Use What You Paid For
Aswath reminds me that Michael Robertson of SIPphone wrote an interesting piece on Unregulated “Regulatory” Fees and the Myth of Flat Rate Calling Plans.
I left out one important “cost” in my analysis of how providers make money on unlimited calling plans: The ever popular “regulatory recovery fee.” Vonage, BroadVoice, and others charge a heafty $1.50 per line to recover their costs to comply with various federal regulations. Since it’s not a government-mandated charge, it’s basically a rate increase. It’s one of the reasons on the Voxilla Comparison Tool why we list the “total cost of service,” including these bogus fees. As Michael points out, these official-sounding fees are pure profit. All conventional telcos and several VoIP companies charge them.
It’s clear that a large number of people that have “unlimited” calling plans would actually save money on a per-minute calling plan, yet they still sign up for an unlimited calling plan. Why? For one simple reason: people like predictable costs. There is comfort in knowing exactly what a particular bill is going to be month-to-month. It makes it easier to budget for. Sometimes you make lots of calls, other times you don’t. But the bill is always the same. The “unlimited” calling plans allow for that to occur. People like that, even if the alternative–paying for the calls you use– would actually save them money.
Cingular, the mobile carrier that is owned jointly by BellSouth and SBC, two of the largest local phone companies in the US, have a cool gimmick called “rollover.” You get a certain number of minutes a month. If you use them all, great. If you don’t, any minutes you don’t use get rolled over to the next month. This means your calling patterns can fluctuate somewhat, but you can still end up with the same bill every month.
Let me give a real-life example. I started under a rollover plan with Cingular in December 2004. The plan gives me 850 minutes a month. Between mobile-to-mobile and night-and-weekend calls, I don’t use anywhere near that amount of minutes in a typical month. In fact, that’s one reason I added my wife to my account–I don’t use all the minutes. Even between the two of us, we don’t use 850 minutes a month. The average usage between us: around 500 minutes. That means an average of about 300 minutes a month is being deposited in my rollover account, or over 3,000 minutes.
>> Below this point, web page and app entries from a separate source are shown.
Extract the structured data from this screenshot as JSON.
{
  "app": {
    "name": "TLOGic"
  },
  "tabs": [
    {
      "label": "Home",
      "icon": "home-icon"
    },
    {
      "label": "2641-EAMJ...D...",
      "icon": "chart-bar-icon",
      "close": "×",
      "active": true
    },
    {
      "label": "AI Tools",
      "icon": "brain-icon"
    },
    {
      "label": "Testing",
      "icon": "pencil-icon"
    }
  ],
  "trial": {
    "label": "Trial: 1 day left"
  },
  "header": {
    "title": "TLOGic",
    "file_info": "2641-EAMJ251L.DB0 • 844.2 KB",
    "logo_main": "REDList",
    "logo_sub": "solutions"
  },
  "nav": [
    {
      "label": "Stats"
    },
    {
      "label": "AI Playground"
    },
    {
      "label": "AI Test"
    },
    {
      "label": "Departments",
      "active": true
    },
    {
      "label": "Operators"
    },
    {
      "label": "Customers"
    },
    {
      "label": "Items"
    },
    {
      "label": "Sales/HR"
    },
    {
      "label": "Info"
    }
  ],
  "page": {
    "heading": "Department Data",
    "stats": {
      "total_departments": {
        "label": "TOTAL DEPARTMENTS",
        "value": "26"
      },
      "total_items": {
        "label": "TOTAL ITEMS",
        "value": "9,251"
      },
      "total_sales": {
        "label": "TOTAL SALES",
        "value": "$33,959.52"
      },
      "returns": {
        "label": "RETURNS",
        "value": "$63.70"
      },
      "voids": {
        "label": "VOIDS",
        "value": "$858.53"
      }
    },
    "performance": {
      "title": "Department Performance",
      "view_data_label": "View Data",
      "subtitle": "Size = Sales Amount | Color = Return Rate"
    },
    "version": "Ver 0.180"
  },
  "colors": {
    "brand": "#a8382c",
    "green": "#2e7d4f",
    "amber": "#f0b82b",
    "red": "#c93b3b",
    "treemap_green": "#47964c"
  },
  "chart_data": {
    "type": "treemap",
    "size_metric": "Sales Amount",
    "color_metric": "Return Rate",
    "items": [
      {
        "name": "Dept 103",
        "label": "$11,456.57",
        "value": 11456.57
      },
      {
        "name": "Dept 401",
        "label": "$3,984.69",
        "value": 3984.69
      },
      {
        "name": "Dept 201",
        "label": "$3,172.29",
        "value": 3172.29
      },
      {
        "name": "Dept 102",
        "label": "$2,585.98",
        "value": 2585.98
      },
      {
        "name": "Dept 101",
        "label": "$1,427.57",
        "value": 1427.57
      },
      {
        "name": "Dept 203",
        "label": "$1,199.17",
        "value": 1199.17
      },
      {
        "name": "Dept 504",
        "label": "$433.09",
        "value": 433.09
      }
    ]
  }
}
This billing cycle, I have exceeded 850 minutes just on my own, let alone what my wife might use this month or other calls I make between now and the end of my billing cycle. On a conventional rate plan, I would be paying “overage” of up to $.40 a minute. With Cingular’s rollover, I’m covered. Why? Because I’m getting to use minutes already paid for to cover extra usage. While I doubt I will ever burn my rollover balance to zero minutes, it’s an insurance policy that covers me for periods of higher-than-average usage.
My question is: why hasn’t a VoIP provider tried implementing a rollover-type plan? Seems like it oughta be simple and fair, and you’d know exactly what the bill will be, unless of course you make frequent, excessive use of the bar.